Never mind, there are plenty more where those came from. The danger of verbosity is indeed one of the talking points in a film that isn't devoid of self-awareness: "Sometimes the disguise of lyricism makes it stink of sentimentality," says Necla (Demet Akbag) witheringly to her brother Aydin (Haluk Biginer), a pompous, embittered actor-turned-hotelier-turned-essayist who has seemingly devoted himself to none of these professions with the commitment of his full-time gasbaggery. She's having a dig at the rhetoric-heavy advice columns he writes for the local paper in their sleepy Anatolian village, a community unworldly enough to indulge his narrow pretensions; perhaps she's having a dig at Ceylan too.
Aydin's is presented as a kind of cautionary tale of the aggressive vanity that sprouts when mediocre intelligence goes unchallenged: "Everyone has their fans somehow," he is further told. "You shouldn't take praise seriously." As in Mike Leigh's "Mr. Turner," Ceylan appears to be addressing his critics -- admiring and otherwise -- here, though it's not immediately clear whether he's being self-deprecating or self-excepting with this jab. Certainly, no film that namechecks Chekhov and Voltaire in its closing credits could be accused of modesty: with its theatrical scene construction and surfeit of unhappy family members nursing thwarted personal ambitions and petty social jealousies, the film is veritably begging for comparisons to Chekhovian drama. Perhaps it's laying a trap for the director's more susceptible fans, but the writing is earnest enough to suggest otherwise. Neither approach, it has to be said, gives the audience an awful lot of credit.

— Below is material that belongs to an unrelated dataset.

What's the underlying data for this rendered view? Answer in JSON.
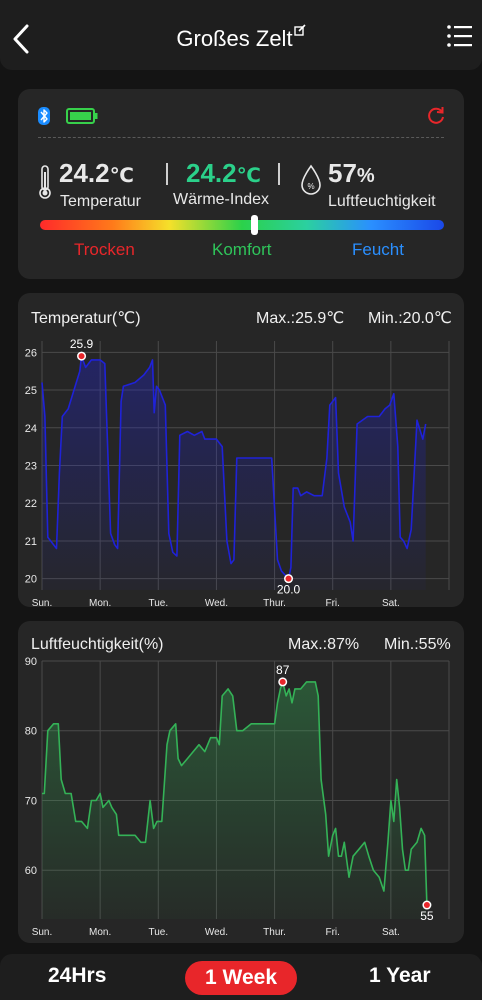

Played with chiding, childish implacability by Biginer, Aydin may be a manifestation of the artist's most unflattering insecurities. But he's positioned as our lone-wolf hero all the same, increasingly frozen out of his home with each protracted argument he takes up -- whether it's with his sister, his tenants, or his much younger wife (Melisa Sozen), a would-be community leader whose independent fundraising projects damage his ego, and their relationship, to an ugly and possibly irreparable point. He's a character so unremittingly (and unvaryingly) loathsome that it's hard to invest much in his unearned redemption -- signalled toward the end in a shift to snow-flecked lyricism that doesn't quite disguise a sentimental stink.

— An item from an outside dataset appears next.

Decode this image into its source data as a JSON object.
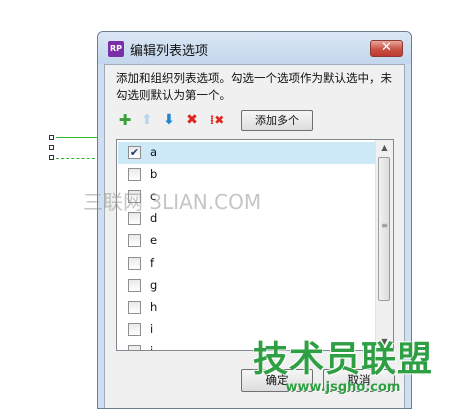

Ceylan has made far humbler films than "Winter Sleep" that nonetheless suggest so much more about humanity and community: themes become smaller when expressed in so many words, which the hefty script, by Ceylan and his wife Ebru, does repeatedly. "Show, don't tell" may be a bland Screenwriting 101 mantra, but it's not an invalid one: each relationship here has history that could be more compellingly conveyed through behavior than through tetchy speechifying. (And not always good speechifying: I'm pretty sure Chekhov wouldn't have quoted the phrase "the road to hell is paved with good intentions" twice in a single exchange.)
The drab preponderance of two-person dialogues even inhibits Ceylan's vast cinematic language. Cinematographer Gokhan Tiryaki lends proceedings his customarily textured, kiln-baked beauty, but his capacity for directing our gaze is untested by a film that gives him so little to shoot over so much screen acreage. It's when the camera is permitted to observe, rather than record, the characters that true human comedy occurs: the mutually unwilling impasse that settles over a room when a boy is invited to kiss his elder's hand, the tacit humiliation of presenting a male visitor with female slippers, the sighing shuffle of a woman leaving a room filled with an unclosed argument. Ceylan seems wrapped up in his words on this occasion, but "Winter Sleep" is most remarkable on the few occasions it keeps schtum.